In talking with healthcare providers across the country, one of the most common complaints that enter their clinics is fatigue. This problem is not isolated to Houston. Rather it is concern throughout the entire United States. Fatigue can seem illusive. It is correlated with many different states of dysfunction and disease. However, it is not specific to any one condition. When dealing with fatigue, finding answers can seem challenging. The likelihood of finding an answer can seem daunting if you have been dealing with if for some time. After all, there is no medication to take for fatigue. Occasionally approaches such as B12 injections are recommended, but while useful, they rarely get to the underlying reason for fatigue.
Fatigue can present many ways. It can be noticed as lack of energy upon rising in the morning after sleeping, decreased production during the day, a lull in motivation in the afternoon or even mental fog and gut dysfunction. However, of the many presentations of fatigue, the one that I see repetitively is hormone deficiency. Hormone deficiencies that cause fatigue tend to manifest as a result of the increased demand for the stress hormone cortisol. As more cortisol is needed to aid in accommodation to stress, the result is a state of hormone deficiency is created since a limited amount of hormone can be produced each day. Once this threshold is exceeded, hormone deficiencies begin to manifest.
This should come as no surprise. Ask yourself if you are dealing with more dealing with fatigue. Now, also be honest and ask if you are also dealing with more stress than what is considered ideal for your body. If the answer to both of these is yes, you are not by yourself. There are many others out there just like you. The difference however, is that you know see the connection between hormones and fatigue. If your fatigue feels more chronic and unrelenting, your hormone deficiencies are likely more severe and need immediate attention to help alleviate your symptoms. If you feel fatigued when your stress levels increase, this is speaking directly to you.

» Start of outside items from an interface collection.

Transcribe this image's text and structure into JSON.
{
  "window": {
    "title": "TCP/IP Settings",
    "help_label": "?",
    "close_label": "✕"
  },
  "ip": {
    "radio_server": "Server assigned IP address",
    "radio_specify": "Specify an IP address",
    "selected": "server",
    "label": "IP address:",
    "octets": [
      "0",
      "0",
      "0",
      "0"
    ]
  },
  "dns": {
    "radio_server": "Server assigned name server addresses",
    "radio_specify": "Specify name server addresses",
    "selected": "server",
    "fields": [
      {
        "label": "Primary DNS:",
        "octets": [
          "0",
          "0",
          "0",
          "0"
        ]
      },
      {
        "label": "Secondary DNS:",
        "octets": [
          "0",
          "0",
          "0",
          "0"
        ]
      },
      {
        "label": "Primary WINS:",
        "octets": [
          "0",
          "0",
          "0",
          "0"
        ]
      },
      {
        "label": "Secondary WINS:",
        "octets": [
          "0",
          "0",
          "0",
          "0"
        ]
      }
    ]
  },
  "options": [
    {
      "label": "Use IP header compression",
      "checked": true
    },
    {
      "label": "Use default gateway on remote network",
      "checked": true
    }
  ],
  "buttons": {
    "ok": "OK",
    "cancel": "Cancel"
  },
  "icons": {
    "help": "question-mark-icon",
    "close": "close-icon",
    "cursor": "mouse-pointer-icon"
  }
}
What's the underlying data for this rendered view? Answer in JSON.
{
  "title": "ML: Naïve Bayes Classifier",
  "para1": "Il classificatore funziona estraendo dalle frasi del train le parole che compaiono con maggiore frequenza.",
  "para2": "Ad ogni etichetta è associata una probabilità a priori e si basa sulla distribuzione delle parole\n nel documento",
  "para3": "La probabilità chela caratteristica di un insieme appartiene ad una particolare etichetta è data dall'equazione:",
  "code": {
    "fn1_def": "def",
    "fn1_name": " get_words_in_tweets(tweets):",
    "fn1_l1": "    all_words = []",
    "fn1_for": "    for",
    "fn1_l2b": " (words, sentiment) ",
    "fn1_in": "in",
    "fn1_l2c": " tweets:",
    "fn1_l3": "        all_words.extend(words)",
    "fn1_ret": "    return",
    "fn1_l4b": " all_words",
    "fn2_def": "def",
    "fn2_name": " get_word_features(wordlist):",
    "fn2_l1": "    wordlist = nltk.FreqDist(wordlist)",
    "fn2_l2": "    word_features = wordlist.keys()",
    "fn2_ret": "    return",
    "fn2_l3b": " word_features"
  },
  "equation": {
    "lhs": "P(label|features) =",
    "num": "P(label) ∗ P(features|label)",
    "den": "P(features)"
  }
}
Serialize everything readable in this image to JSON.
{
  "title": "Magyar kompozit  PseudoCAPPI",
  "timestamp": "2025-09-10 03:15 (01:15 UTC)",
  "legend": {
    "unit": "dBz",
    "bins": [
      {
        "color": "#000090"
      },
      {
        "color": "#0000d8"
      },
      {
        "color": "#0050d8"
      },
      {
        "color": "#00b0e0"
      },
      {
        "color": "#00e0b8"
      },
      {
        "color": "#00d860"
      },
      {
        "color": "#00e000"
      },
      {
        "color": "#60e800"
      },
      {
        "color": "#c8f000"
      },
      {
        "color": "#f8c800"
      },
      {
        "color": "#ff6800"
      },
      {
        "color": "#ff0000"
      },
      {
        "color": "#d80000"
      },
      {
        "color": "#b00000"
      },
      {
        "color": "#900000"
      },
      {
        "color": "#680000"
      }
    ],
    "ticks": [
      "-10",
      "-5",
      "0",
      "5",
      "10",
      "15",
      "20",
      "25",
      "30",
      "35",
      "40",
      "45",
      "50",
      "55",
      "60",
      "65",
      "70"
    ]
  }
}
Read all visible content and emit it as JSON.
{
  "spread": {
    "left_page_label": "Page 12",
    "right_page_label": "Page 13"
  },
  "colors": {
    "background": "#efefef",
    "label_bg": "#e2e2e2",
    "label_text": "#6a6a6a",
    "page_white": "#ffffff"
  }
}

However, as with many things in healthcare, the cause provides us a solution when approached in a restorative manner. If a hormone deficiency is a primary cause of fatigue in today’s high stress environment, then identifying the cause of the production of the stress hormone cortisol is a must. To build levels back up, commonsense hormone restoration should be a consideration. However, this alone will not help keep your energy levels up. In addition, hormone deficiency related fatigue also occurs secondary to lack of exercise, a diet devoid of the right nutrients and cofactors, reduced ability to remove toxins from our body, and not taking the time to enjoy life.
One thing you should absolutely know about fatigue is that it does not have to be a way of life. You can overcome fatigue, but it takes knowing the more common causes. One of the most common is hormone deficiency. Deficiencies in multiple hormones can be associated with fatigue, but much of it can be linked back to the stress hormone cortisol. Therefore, a diligent approach to conquering fatigue means not only addressing the stress hormone cortisol, but also knowing how all of your hormones are being affected. Take this step and you will soon be on the path to improved health and wellness and fatigue will be a thing of the past.